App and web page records
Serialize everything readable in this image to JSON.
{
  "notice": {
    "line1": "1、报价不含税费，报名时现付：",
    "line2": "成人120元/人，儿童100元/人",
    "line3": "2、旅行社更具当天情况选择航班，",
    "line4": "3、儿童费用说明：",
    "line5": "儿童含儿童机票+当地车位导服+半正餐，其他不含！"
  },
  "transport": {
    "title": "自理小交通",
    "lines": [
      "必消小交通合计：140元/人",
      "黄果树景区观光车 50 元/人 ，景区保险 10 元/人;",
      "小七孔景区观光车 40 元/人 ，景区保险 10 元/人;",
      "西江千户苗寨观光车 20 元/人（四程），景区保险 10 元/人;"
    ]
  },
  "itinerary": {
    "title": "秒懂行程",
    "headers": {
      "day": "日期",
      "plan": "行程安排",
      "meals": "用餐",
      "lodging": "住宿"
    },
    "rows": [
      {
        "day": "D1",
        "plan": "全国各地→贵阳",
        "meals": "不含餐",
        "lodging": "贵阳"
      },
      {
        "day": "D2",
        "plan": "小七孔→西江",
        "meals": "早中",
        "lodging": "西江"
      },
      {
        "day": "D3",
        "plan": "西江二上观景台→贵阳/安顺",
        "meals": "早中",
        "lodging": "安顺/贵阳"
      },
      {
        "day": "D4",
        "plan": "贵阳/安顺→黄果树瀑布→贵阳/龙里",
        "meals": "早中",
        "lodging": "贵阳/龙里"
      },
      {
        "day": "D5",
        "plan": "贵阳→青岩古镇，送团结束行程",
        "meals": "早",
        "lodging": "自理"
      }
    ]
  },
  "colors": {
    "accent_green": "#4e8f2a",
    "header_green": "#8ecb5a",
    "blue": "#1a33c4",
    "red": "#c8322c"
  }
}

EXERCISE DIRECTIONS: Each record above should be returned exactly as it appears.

REPLY TO THE TASK:
Serialize everything readable in this image to JSON.
{
  "notice": {
    "line1": "1、报价不含税费，报名时现付：",
    "line2": "成人120元/人，儿童100元/人",
    "line3": "2、旅行社更具当天情况选择航班，",
    "line4": "3、儿童费用说明：",
    "line5": "儿童含儿童机票+当地车位导服+半正餐，其他不含！"
  },
  "transport": {
    "title": "自理小交通",
    "lines": [
      "必消小交通合计：140元/人",
      "黄果树景区观光车 50 元/人 ，景区保险 10 元/人;",
      "小七孔景区观光车 40 元/人 ，景区保险 10 元/人;",
      "西江千户苗寨观光车 20 元/人（四程），景区保险 10 元/人;"
    ]
  },
  "itinerary": {
    "title": "秒懂行程",
    "headers": {
      "day": "日期",
      "plan": "行程安排",
      "meals": "用餐",
      "lodging": "住宿"
    },
    "rows": [
      {
        "day": "D1",
        "plan": "全国各地→贵阳",
        "meals": "不含餐",
        "lodging": "贵阳"
      },
      {
        "day": "D2",
        "plan": "小七孔→西江",
        "meals": "早中",
        "lodging": "西江"
      },
      {
        "day": "D3",
        "plan": "西江二上观景台→贵阳/安顺",
        "meals": "早中",
        "lodging": "安顺/贵阳"
      },
      {
        "day": "D4",
        "plan": "贵阳/安顺→黄果树瀑布→贵阳/龙里",
        "meals": "早中",
        "lodging": "贵阳/龙里"
      },
      {
        "day": "D5",
        "plan": "贵阳→青岩古镇，送团结束行程",
        "meals": "早",
        "lodging": "自理"
      }
    ]
  },
  "colors": {
    "accent_green": "#4e8f2a",
    "header_green": "#8ecb5a",
    "blue": "#1a33c4",
    "red": "#c8322c"
  }
}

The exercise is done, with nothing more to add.